- Provided records:
──────────
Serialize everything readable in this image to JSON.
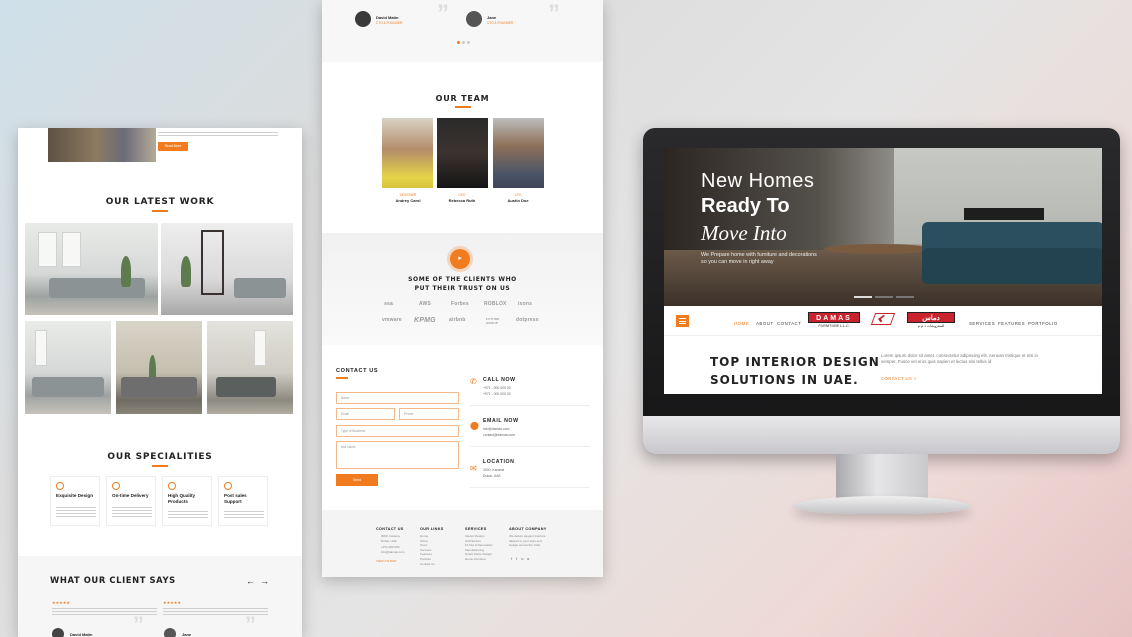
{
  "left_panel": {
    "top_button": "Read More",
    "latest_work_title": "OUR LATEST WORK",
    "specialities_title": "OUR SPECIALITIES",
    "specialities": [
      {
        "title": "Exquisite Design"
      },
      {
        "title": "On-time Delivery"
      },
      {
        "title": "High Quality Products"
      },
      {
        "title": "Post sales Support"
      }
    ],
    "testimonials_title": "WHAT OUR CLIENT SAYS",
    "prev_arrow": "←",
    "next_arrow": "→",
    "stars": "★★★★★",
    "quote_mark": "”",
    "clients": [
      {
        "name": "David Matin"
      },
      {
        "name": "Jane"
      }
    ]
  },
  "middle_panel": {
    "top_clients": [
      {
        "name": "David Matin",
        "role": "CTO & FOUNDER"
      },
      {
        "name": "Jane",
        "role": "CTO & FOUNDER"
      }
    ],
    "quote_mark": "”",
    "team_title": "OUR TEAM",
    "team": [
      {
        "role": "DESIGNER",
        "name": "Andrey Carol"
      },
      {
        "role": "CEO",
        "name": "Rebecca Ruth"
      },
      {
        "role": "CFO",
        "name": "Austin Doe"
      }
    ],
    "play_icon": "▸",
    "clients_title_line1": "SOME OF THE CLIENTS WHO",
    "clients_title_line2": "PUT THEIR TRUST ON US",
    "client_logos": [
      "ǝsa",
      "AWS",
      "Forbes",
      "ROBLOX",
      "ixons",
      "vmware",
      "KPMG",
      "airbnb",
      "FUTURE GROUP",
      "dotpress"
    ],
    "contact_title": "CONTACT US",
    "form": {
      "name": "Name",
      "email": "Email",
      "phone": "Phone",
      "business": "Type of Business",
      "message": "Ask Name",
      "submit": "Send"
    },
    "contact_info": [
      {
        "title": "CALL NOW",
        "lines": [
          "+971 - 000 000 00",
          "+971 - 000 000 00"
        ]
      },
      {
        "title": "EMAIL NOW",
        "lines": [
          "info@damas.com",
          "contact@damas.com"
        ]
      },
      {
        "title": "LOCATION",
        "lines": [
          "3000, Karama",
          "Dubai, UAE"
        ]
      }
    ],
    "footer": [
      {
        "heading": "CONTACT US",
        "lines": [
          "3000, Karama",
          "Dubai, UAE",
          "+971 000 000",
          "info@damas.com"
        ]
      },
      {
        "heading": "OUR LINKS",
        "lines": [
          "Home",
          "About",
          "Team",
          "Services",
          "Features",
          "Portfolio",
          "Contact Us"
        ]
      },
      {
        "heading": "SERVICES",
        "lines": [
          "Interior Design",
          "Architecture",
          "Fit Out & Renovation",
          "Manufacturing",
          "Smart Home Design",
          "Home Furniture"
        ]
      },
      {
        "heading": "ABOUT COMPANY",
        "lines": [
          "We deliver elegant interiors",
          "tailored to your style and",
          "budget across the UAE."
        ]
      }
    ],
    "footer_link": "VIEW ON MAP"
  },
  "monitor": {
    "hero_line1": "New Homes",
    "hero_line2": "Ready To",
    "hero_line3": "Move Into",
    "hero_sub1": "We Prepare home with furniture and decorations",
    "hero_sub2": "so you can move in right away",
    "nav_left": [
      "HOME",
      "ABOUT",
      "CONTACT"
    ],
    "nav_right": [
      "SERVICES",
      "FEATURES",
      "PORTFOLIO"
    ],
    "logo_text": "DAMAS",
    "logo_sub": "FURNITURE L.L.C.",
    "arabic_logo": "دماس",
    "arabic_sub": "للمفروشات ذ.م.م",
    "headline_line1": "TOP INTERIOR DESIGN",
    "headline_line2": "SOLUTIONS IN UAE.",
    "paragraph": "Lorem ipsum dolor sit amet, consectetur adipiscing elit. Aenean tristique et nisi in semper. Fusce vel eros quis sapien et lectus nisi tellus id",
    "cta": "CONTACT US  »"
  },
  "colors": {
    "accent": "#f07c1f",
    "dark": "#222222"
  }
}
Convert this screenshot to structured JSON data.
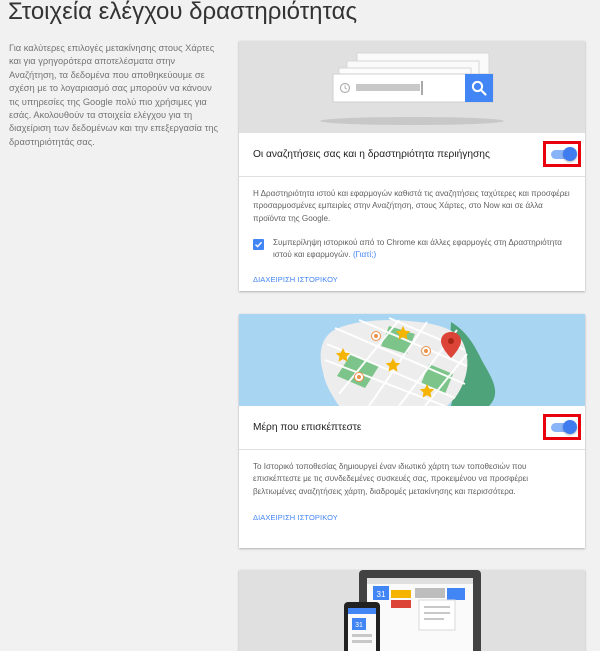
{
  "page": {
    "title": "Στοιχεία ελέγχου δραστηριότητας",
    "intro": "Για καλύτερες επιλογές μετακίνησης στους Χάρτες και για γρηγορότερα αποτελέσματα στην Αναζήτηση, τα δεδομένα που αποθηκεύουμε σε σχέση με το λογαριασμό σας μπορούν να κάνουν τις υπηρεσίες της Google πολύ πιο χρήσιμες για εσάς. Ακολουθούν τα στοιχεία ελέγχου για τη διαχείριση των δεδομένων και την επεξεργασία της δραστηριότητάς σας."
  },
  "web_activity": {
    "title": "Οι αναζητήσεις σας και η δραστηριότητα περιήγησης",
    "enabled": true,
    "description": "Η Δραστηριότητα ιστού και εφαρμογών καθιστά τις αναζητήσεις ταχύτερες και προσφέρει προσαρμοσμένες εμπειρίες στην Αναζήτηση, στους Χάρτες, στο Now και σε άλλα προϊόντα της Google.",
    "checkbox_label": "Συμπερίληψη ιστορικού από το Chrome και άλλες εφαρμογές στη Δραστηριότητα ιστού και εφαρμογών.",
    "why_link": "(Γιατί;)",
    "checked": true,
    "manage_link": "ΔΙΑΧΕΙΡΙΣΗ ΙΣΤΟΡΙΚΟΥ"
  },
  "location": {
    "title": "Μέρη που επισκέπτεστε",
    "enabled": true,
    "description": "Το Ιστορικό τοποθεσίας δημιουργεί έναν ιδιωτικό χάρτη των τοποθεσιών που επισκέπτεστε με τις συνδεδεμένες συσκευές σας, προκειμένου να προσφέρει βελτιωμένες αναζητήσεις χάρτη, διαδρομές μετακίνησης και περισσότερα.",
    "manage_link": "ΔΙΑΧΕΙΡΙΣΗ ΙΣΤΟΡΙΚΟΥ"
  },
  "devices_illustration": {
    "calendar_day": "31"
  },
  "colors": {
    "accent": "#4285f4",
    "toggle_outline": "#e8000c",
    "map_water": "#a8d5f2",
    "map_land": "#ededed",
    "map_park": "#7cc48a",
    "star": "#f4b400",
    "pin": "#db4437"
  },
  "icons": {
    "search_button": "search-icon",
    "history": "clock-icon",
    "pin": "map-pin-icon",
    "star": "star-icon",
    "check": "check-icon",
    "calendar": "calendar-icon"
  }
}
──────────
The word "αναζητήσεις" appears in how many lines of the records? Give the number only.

- Finished task: 3